▶ _Task details_: Nothing in the data may be changed; retype all of it.

Segment Start: Extracted information

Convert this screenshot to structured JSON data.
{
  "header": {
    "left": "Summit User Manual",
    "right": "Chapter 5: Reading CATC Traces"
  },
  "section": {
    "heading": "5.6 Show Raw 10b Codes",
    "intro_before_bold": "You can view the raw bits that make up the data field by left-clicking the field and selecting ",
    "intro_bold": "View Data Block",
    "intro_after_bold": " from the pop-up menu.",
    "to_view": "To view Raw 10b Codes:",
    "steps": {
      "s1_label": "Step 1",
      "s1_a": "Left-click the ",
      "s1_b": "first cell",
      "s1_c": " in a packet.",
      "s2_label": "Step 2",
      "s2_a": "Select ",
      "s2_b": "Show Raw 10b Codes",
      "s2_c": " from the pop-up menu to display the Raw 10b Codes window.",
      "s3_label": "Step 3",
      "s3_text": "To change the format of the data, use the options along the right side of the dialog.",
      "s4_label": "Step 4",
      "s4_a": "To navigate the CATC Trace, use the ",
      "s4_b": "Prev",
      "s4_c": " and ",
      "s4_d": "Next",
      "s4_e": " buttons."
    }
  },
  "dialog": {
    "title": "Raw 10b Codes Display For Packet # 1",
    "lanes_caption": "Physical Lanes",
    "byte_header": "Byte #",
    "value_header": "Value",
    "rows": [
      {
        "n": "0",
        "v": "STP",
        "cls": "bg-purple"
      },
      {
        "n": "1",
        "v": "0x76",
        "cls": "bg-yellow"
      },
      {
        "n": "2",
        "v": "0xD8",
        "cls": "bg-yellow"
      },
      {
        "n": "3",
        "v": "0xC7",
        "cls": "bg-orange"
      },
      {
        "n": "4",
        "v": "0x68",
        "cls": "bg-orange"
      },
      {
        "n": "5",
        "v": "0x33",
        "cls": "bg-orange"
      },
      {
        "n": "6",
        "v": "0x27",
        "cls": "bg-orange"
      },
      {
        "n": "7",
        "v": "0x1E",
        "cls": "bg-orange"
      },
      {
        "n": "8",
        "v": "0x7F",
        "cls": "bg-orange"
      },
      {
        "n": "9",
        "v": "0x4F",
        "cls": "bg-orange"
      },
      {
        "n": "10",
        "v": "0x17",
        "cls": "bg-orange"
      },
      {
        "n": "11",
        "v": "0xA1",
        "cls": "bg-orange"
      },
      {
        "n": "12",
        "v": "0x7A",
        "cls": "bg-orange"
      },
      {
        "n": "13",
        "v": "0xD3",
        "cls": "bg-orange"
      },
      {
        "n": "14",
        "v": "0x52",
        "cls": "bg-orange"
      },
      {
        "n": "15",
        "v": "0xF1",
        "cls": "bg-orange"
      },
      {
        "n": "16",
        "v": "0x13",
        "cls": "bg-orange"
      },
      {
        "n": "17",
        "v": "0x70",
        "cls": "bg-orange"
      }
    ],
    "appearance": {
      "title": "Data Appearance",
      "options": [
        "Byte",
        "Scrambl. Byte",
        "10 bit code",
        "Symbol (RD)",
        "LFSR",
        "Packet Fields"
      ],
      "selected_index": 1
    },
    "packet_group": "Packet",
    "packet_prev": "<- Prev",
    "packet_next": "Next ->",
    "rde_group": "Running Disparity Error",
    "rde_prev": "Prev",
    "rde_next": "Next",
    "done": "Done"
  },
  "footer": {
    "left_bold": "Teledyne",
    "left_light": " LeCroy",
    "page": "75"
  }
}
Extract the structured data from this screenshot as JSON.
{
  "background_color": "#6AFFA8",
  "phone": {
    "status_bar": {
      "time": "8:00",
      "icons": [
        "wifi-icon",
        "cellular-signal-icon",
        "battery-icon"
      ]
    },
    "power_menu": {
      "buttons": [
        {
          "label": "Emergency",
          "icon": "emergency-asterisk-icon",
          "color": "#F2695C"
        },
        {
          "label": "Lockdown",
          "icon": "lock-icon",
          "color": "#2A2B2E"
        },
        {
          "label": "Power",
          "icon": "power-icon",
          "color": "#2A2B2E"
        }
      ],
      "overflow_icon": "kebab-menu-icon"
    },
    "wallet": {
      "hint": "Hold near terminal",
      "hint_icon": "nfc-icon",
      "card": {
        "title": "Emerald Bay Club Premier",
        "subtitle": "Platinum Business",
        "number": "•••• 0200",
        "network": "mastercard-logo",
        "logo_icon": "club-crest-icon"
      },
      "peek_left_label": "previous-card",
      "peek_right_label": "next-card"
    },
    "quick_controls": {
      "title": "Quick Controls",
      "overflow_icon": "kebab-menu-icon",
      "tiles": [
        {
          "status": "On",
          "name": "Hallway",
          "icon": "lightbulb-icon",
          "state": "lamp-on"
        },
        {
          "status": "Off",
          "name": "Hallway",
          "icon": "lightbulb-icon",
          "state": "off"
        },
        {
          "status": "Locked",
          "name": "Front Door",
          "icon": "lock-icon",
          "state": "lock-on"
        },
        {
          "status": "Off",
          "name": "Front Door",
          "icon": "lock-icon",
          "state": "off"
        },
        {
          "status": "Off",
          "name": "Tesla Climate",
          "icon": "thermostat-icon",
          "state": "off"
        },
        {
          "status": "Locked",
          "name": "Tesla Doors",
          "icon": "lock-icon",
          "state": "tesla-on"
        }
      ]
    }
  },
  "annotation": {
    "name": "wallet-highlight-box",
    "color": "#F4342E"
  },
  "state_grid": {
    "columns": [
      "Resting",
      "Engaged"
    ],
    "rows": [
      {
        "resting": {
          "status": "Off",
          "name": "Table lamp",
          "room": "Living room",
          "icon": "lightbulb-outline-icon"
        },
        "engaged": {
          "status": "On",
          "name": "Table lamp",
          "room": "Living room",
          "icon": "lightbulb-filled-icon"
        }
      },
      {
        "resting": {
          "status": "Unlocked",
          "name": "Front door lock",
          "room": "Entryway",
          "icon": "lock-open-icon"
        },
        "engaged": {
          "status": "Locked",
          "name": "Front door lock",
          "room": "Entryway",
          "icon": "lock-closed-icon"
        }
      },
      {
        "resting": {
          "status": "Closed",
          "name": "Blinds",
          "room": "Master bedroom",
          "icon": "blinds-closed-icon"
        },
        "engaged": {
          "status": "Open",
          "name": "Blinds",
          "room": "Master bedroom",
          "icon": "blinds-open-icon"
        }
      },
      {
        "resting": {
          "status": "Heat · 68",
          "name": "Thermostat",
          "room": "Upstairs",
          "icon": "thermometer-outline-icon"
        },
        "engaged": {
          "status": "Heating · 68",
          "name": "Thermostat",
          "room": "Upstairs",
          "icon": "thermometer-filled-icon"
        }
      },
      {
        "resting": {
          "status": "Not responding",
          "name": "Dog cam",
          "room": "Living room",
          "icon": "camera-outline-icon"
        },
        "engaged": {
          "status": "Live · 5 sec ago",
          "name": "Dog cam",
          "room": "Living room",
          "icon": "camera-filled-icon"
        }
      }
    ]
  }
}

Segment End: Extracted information

▶ _Expected answer_:
Convert this screenshot to structured JSON data.
{
  "header": {
    "left": "Summit User Manual",
    "right": "Chapter 5: Reading CATC Traces"
  },
  "section": {
    "heading": "5.6 Show Raw 10b Codes",
    "intro_before_bold": "You can view the raw bits that make up the data field by left-clicking the field and selecting ",
    "intro_bold": "View Data Block",
    "intro_after_bold": " from the pop-up menu.",
    "to_view": "To view Raw 10b Codes:",
    "steps": {
      "s1_label": "Step 1",
      "s1_a": "Left-click the ",
      "s1_b": "first cell",
      "s1_c": " in a packet.",
      "s2_label": "Step 2",
      "s2_a": "Select ",
      "s2_b": "Show Raw 10b Codes",
      "s2_c": " from the pop-up menu to display the Raw 10b Codes window.",
      "s3_label": "Step 3",
      "s3_text": "To change the format of the data, use the options along the right side of the dialog.",
      "s4_label": "Step 4",
      "s4_a": "To navigate the CATC Trace, use the ",
      "s4_b": "Prev",
      "s4_c": " and ",
      "s4_d": "Next",
      "s4_e": " buttons."
    }
  },
  "dialog": {
    "title": "Raw 10b Codes Display For Packet # 1",
    "lanes_caption": "Physical Lanes",
    "byte_header": "Byte #",
    "value_header": "Value",
    "rows": [
      {
        "n": "0",
        "v": "STP",
        "cls": "bg-purple"
      },
      {
        "n": "1",
        "v": "0x76",
        "cls": "bg-yellow"
      },
      {
        "n": "2",
        "v": "0xD8",
        "cls": "bg-yellow"
      },
      {
        "n": "3",
        "v": "0xC7",
        "cls": "bg-orange"
      },
      {
        "n": "4",
        "v": "0x68",
        "cls": "bg-orange"
      },
      {
        "n": "5",
        "v": "0x33",
        "cls": "bg-orange"
      },
      {
        "n": "6",
        "v": "0x27",
        "cls": "bg-orange"
      },
      {
        "n": "7",
        "v": "0x1E",
        "cls": "bg-orange"
      },
      {
        "n": "8",
        "v": "0x7F",
        "cls": "bg-orange"
      },
      {
        "n": "9",
        "v": "0x4F",
        "cls": "bg-orange"
      },
      {
        "n": "10",
        "v": "0x17",
        "cls": "bg-orange"
      },
      {
        "n": "11",
        "v": "0xA1",
        "cls": "bg-orange"
      },
      {
        "n": "12",
        "v": "0x7A",
        "cls": "bg-orange"
      },
      {
        "n": "13",
        "v": "0xD3",
        "cls": "bg-orange"
      },
      {
        "n": "14",
        "v": "0x52",
        "cls": "bg-orange"
      },
      {
        "n": "15",
        "v": "0xF1",
        "cls": "bg-orange"
      },
      {
        "n": "16",
        "v": "0x13",
        "cls": "bg-orange"
      },
      {
        "n": "17",
        "v": "0x70",
        "cls": "bg-orange"
      }
    ],
    "appearance": {
      "title": "Data Appearance",
      "options": [
        "Byte",
        "Scrambl. Byte",
        "10 bit code",
        "Symbol (RD)",
        "LFSR",
        "Packet Fields"
      ],
      "selected_index": 1
    },
    "packet_group": "Packet",
    "packet_prev": "<- Prev",
    "packet_next": "Next ->",
    "rde_group": "Running Disparity Error",
    "rde_prev": "Prev",
    "rde_next": "Next",
    "done": "Done"
  },
  "footer": {
    "left_bold": "Teledyne",
    "left_light": " LeCroy",
    "page": "75"
  }
}
Extract the structured data from this screenshot as JSON.
{
  "background_color": "#6AFFA8",
  "phone": {
    "status_bar": {
      "time": "8:00",
      "icons": [
        "wifi-icon",
        "cellular-signal-icon",
        "battery-icon"
      ]
    },
    "power_menu": {
      "buttons": [
        {
          "label": "Emergency",
          "icon": "emergency-asterisk-icon",
          "color": "#F2695C"
        },
        {
          "label": "Lockdown",
          "icon": "lock-icon",
          "color": "#2A2B2E"
        },
        {
          "label": "Power",
          "icon": "power-icon",
          "color": "#2A2B2E"
        }
      ],
      "overflow_icon": "kebab-menu-icon"
    },
    "wallet": {
      "hint": "Hold near terminal",
      "hint_icon": "nfc-icon",
      "card": {
        "title": "Emerald Bay Club Premier",
        "subtitle": "Platinum Business",
        "number": "•••• 0200",
        "network": "mastercard-logo",
        "logo_icon": "club-crest-icon"
      },
      "peek_left_label": "previous-card",
      "peek_right_label": "next-card"
    },
    "quick_controls": {
      "title": "Quick Controls",
      "overflow_icon": "kebab-menu-icon",
      "tiles": [
        {
          "status": "On",
          "name": "Hallway",
          "icon": "lightbulb-icon",
          "state": "lamp-on"
        },
        {
          "status": "Off",
          "name": "Hallway",
          "icon": "lightbulb-icon",
          "state": "off"
        },
        {
          "status": "Locked",
          "name": "Front Door",
          "icon": "lock-icon",
          "state": "lock-on"
        },
        {
          "status": "Off",
          "name": "Front Door",
          "icon": "lock-icon",
          "state": "off"
        },
        {
          "status": "Off",
          "name": "Tesla Climate",
          "icon": "thermostat-icon",
          "state": "off"
        },
        {
          "status": "Locked",
          "name": "Tesla Doors",
          "icon": "lock-icon",
          "state": "tesla-on"
        }
      ]
    }
  },
  "annotation": {
    "name": "wallet-highlight-box",
    "color": "#F4342E"
  },
  "state_grid": {
    "columns": [
      "Resting",
      "Engaged"
    ],
    "rows": [
      {
        "resting": {
          "status": "Off",
          "name": "Table lamp",
          "room": "Living room",
          "icon": "lightbulb-outline-icon"
        },
        "engaged": {
          "status": "On",
          "name": "Table lamp",
          "room": "Living room",
          "icon": "lightbulb-filled-icon"
        }
      },
      {
        "resting": {
          "status": "Unlocked",
          "name": "Front door lock",
          "room": "Entryway",
          "icon": "lock-open-icon"
        },
        "engaged": {
          "status": "Locked",
          "name": "Front door lock",
          "room": "Entryway",
          "icon": "lock-closed-icon"
        }
      },
      {
        "resting": {
          "status": "Closed",
          "name": "Blinds",
          "room": "Master bedroom",
          "icon": "blinds-closed-icon"
        },
        "engaged": {
          "status": "Open",
          "name": "Blinds",
          "room": "Master bedroom",
          "icon": "blinds-open-icon"
        }
      },
      {
        "resting": {
          "status": "Heat · 68",
          "name": "Thermostat",
          "room": "Upstairs",
          "icon": "thermometer-outline-icon"
        },
        "engaged": {
          "status": "Heating · 68",
          "name": "Thermostat",
          "room": "Upstairs",
          "icon": "thermometer-filled-icon"
        }
      },
      {
        "resting": {
          "status": "Not responding",
          "name": "Dog cam",
          "room": "Living room",
          "icon": "camera-outline-icon"
        },
        "engaged": {
          "status": "Live · 5 sec ago",
          "name": "Dog cam",
          "room": "Living room",
          "icon": "camera-filled-icon"
        }
      }
    ]
  }
}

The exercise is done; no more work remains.